> [The problem]:
Provide the number of lines in the entries below containing "Khách", with no further words.

> [Supplied data]:
^^^^^^^^^^^^^^^^

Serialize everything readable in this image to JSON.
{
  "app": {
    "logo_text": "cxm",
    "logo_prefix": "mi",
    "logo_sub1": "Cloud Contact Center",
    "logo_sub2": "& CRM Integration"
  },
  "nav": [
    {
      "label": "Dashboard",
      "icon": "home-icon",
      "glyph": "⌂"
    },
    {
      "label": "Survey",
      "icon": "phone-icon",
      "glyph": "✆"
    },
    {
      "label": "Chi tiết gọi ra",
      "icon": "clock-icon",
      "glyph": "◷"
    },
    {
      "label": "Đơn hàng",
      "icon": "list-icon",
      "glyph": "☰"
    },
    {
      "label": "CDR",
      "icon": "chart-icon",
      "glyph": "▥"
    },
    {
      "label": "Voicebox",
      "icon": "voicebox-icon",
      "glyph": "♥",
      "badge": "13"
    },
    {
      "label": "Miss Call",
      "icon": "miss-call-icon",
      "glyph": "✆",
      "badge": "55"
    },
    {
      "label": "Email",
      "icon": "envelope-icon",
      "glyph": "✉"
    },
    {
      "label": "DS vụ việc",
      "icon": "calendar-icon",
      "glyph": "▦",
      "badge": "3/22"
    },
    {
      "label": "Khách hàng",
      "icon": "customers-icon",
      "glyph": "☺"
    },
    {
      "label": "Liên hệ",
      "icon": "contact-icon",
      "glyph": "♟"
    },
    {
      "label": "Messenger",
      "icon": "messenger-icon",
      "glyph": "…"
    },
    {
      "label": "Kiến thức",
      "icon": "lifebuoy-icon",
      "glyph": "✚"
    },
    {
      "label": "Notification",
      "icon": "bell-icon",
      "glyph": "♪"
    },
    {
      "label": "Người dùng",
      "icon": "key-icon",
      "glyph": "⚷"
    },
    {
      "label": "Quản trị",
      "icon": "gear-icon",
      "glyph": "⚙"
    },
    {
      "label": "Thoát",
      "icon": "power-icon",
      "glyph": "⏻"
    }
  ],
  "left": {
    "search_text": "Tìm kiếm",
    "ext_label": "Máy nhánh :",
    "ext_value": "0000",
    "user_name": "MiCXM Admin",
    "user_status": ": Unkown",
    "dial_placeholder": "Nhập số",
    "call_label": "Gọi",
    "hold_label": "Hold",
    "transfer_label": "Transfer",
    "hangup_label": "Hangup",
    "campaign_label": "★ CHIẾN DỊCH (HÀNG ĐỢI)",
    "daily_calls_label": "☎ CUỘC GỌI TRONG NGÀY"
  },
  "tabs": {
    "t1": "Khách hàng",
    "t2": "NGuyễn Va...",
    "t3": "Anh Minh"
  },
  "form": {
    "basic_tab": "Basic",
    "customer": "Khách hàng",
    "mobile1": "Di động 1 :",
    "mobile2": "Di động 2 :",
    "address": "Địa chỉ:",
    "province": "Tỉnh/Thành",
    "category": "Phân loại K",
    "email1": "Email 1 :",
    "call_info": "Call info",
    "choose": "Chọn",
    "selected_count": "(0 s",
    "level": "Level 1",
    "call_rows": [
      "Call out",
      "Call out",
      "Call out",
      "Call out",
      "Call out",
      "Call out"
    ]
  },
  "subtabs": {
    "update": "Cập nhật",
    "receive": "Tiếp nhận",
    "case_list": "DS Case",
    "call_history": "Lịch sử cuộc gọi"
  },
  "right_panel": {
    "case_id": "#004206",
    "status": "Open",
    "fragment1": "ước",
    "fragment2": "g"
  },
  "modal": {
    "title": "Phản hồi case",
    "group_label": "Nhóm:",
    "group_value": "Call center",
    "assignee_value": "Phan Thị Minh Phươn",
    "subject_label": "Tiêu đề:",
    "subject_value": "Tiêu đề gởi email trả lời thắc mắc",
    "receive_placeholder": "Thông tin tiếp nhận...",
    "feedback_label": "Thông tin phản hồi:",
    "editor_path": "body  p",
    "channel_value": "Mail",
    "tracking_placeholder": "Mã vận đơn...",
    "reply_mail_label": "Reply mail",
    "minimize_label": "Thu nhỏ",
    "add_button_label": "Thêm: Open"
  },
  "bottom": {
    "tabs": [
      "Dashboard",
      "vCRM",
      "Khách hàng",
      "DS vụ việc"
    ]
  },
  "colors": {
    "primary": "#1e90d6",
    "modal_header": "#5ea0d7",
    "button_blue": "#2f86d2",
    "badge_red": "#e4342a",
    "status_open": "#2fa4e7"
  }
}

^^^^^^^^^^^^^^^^

> [Solved exercise]:
4